Vega mission orbits Turkish Earth observation satellite
WASHINGTON — Arianespace lofted Turkey’s Göktürk-1 Earth observation satellite into a sun-synchronous orbit Dec. 5 aboard a Vega rocket, marking the eighth success for the European light-lift vehicle.
Göktürk-1 prime contractor Telespazio reported signal acquisition 68 minutes after its 8:51 a.m. EST liftoff from Europe’s Guiana Space Centre in Kourou, French Guiana. The satellite separated from Vega’s upper stage 57 minutes into the launch.
Göktürk-1 is the bigger brother of Turkey’s Göktürk-2, which despite the name ordering, launched in December 2012 aboard a Chinese Long March 2D. Compared to its 400-kilogram, medium-resolution predecessor, Göktürk-1 weighs in at 1,060 kilograms and sports a sharper, sub-meter camera with an onboard digital imaging storage system.

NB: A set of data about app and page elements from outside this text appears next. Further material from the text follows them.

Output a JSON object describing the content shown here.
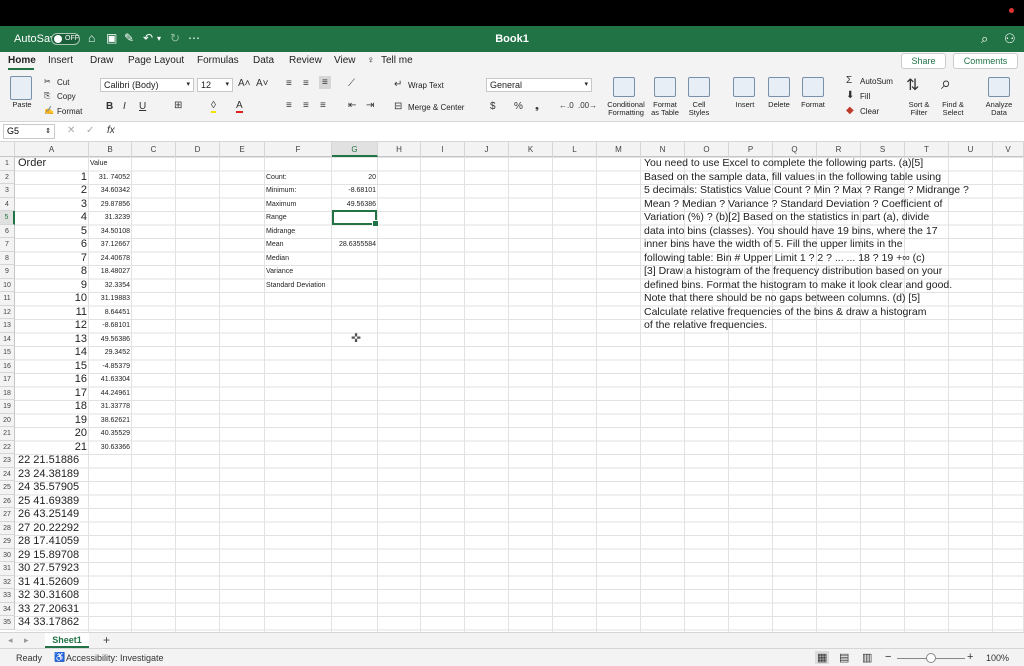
{
  "titlebar": {
    "autosave_label": "AutoSave",
    "autosave_state": "OFF",
    "title": "Book1"
  },
  "menu": {
    "tabs": [
      "Home",
      "Insert",
      "Draw",
      "Page Layout",
      "Formulas",
      "Data",
      "Review",
      "View"
    ],
    "tellme": "Tell me",
    "share": "Share",
    "comments": "Comments"
  },
  "ribbon": {
    "paste": "Paste",
    "cut": "Cut",
    "copy": "Copy",
    "format": "Format",
    "font_name": "Calibri (Body)",
    "font_size": "12",
    "wrap_text": "Wrap Text",
    "merge_center": "Merge & Center",
    "number_format": "General",
    "conditional_formatting": "Conditional\nFormatting",
    "format_as_table": "Format\nas Table",
    "cell_styles": "Cell\nStyles",
    "insert": "Insert",
    "delete": "Delete",
    "format_cells": "Format",
    "autosum": "AutoSum",
    "fill": "Fill",
    "clear": "Clear",
    "sort_filter": "Sort &\nFilter",
    "find_select": "Find &\nSelect",
    "analyze_data": "Analyze\nData"
  },
  "formula_bar": {
    "name_box": "G5",
    "fx": "fx",
    "value": ""
  },
  "columns": [
    "A",
    "B",
    "C",
    "D",
    "E",
    "F",
    "G",
    "H",
    "I",
    "J",
    "K",
    "L",
    "M",
    "N",
    "O",
    "P",
    "Q",
    "R",
    "S",
    "T",
    "U",
    "V"
  ],
  "rows": [
    "1",
    "2",
    "3",
    "4",
    "5",
    "6",
    "7",
    "8",
    "9",
    "10",
    "11",
    "12",
    "13",
    "14",
    "15",
    "16",
    "17",
    "18",
    "19",
    "20",
    "21",
    "22",
    "23",
    "24",
    "25",
    "26",
    "27",
    "28",
    "29",
    "30",
    "31",
    "32",
    "33",
    "34",
    "35"
  ],
  "cells": {
    "a1": "Order",
    "b1": "Value",
    "order": [
      "1",
      "2",
      "3",
      "4",
      "5",
      "6",
      "7",
      "8",
      "9",
      "10",
      "11",
      "12",
      "13",
      "14",
      "15",
      "16",
      "17",
      "18",
      "19",
      "20",
      "21"
    ],
    "values": [
      "31. 74052",
      "34.60342",
      "29.87856",
      "31.3239",
      "34.50108",
      "37.12667",
      "24.40678",
      "18.48027",
      "32.3354",
      "31.19883",
      "8.64451",
      "-8.68101",
      "49.56386",
      "29.3452",
      "-4.85379",
      "41.63304",
      "44.24961",
      "31.33778",
      "38.62621",
      "40.35529",
      "30.63366"
    ],
    "merged_rows": [
      "22 21.51886",
      "23 24.38189",
      "24 35.57905",
      "25 41.69389",
      "26 43.25149",
      "27 20.22292",
      "28 17.41059",
      "29 15.89708",
      "30 27.57923",
      "31 41.52609",
      "32 30.31608",
      "33 27.20631",
      "34 33.17862"
    ],
    "stats_labels": [
      "Count:",
      "Minimum:",
      "Maximum",
      "Range",
      "Midrange",
      "Mean",
      "Median",
      "Variance",
      "Standard Deviation"
    ],
    "stats_values": [
      "20",
      "-8.68101",
      "49.56386",
      "",
      "",
      "28.6355584",
      "",
      "",
      ""
    ]
  },
  "instructions": [
    "You need to use Excel to complete the following parts. (a)[5]",
    "Based on the sample data, fill values in the following table using",
    "5 decimals: Statistics Value Count ? Min ? Max ? Range ? Midrange ?",
    "Mean ? Median ? Variance ? Standard Deviation ? Coefficient of",
    "Variation (%) ? (b)[2] Based on the statistics in part (a), divide",
    "data into bins (classes). You should have 19 bins, where the 17",
    "inner bins have the width of 5. Fill the upper limits in the",
    "following table: Bin # Upper Limit 1 ? 2 ? ... ... 18 ? 19 +∞ (c)",
    "[3] Draw a histogram of the frequency distribution based on your",
    "defined bins. Format the histogram to make it look clear and good.",
    "Note that there should be no gaps between columns. (d) [5]",
    "Calculate relative frequencies of the bins & draw a histogram",
    "of the relative frequencies."
  ],
  "sheet_tab": "Sheet1",
  "status": {
    "ready": "Ready",
    "accessibility": "Accessibility: Investigate",
    "zoom": "100%"
  }
}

Delays related to export complications between partners in France, Italy and Turkey, along with the prolonged completion of an Ankara, Turkey-based assembly, integration and test facility stretched out the time between contract signing in July 2009 and today’s launch.
With these complications in the past, Göktürk-1 is now ready to begin its seven year mission from 700 kilometers up. The satellite is designed to provide very high-resolution images for civilian and military applications.
Telespazio, through an agreement with the Turkish Undersecretariat for Defence Industries, produced the ground segment and is handling launch, entry into orbit and test services. Once complete, the Turkish Air Force will operate the satellite.
Partner Thales Alenia Space built the Göktürk-1 satellite with several Turkish partners, notably Turkish Aerospace Industries and Tübitak Space Corp., manufacturers of Göktürk-2. The satellite manufacturing team based Göktürk-1 on the Proteus spacecraft platform, which Thales Alenia Space designed collaboratively with the French space agency CNES.
Thales Alenia Space also created the requisite Ankara assembly, integration and test center that, after opening in 2015, can integrate multiple satellites simultaneously.
“Our valued co-operation with Turkey and its aerospace industries, has given life to a modern, efficient Integration Centre in Ankara,” Donato Amoroso, deputy CEO of Thales Alenia Space, said in a Dec. 5 press release.
For Arianespace, the Göktürk-1 launch marks its 10th mission of the year. The European launch provider has one more launch to round out 2016. In a brief speech following the launch, Arianespace Chairman and CEO Stephane Israel said an Ariane 5 dual-launch of Brazil-based Embratel Star One’s Star One D1 and Japan-based Sky Perfect JSAT’s JCSAT-15 satellites should occur before Christmas.
Göktürk-1 used the second of 10 Vega rockets Arianespace purchased from European Launch Vehicle, the public-private joint venture between Avio and the Italian Space Agency, of which Avio owns 70 percent. Both of the Vega launches since the procurement took place this year. Israel said Vega’s next appearance will be in March 2017 for the Copernicus program’s Sentinel-2B satellite.